/---
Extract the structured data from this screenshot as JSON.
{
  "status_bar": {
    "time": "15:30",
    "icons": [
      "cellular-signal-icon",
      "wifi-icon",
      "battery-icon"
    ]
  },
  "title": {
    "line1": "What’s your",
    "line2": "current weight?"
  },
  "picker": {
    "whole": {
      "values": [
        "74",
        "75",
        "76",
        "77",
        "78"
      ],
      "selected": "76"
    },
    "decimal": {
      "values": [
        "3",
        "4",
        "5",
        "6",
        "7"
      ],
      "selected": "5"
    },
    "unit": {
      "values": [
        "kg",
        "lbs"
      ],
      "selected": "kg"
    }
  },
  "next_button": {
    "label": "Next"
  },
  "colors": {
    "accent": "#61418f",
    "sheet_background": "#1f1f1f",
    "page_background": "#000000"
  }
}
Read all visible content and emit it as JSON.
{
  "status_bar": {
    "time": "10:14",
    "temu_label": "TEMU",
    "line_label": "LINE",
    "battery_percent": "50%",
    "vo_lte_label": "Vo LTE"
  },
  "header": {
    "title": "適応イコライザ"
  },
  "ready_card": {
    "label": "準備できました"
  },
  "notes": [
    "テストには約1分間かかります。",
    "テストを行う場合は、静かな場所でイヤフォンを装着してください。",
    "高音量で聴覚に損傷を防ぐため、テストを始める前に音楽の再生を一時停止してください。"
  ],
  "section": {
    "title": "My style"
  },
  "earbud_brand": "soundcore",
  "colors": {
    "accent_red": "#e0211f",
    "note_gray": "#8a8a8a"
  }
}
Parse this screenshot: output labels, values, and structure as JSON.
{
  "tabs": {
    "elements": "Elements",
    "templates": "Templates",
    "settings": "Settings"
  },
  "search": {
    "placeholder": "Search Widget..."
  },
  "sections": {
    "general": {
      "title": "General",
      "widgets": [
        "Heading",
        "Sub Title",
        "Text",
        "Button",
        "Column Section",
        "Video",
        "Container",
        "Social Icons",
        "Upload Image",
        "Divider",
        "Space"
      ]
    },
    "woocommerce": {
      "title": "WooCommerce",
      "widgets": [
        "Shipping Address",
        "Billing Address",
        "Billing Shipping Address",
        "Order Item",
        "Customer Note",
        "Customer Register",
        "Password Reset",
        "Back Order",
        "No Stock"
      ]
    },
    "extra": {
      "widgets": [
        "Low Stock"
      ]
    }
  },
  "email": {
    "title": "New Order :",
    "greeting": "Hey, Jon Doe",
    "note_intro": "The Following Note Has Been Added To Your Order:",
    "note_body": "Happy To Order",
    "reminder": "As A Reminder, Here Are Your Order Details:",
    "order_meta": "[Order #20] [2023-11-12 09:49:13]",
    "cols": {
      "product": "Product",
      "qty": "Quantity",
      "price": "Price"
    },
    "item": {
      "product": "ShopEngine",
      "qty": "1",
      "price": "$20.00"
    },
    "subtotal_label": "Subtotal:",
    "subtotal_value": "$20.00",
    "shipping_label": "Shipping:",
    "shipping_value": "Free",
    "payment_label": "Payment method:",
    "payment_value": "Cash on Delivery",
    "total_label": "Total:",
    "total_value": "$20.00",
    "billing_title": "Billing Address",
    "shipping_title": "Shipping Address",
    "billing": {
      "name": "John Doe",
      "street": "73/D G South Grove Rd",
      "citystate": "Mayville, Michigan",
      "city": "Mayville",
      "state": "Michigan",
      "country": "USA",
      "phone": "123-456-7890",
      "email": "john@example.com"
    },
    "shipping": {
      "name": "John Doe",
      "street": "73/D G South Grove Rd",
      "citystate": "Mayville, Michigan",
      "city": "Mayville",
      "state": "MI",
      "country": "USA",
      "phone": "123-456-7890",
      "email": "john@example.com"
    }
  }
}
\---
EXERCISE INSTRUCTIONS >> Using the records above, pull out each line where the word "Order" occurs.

SOLUTION TO THE PROBLEM >>
        "Order Item",
        "Back Order",
    "title": "New Order :",
    "note_intro": "The Following Note Has Been Added To Your Order:",
    "note_body": "Happy To Order",
    "reminder": "As A Reminder, Here Are Your Order Details:",
    "order_meta": "[Order #20] [2023-11-12 09:49:13]",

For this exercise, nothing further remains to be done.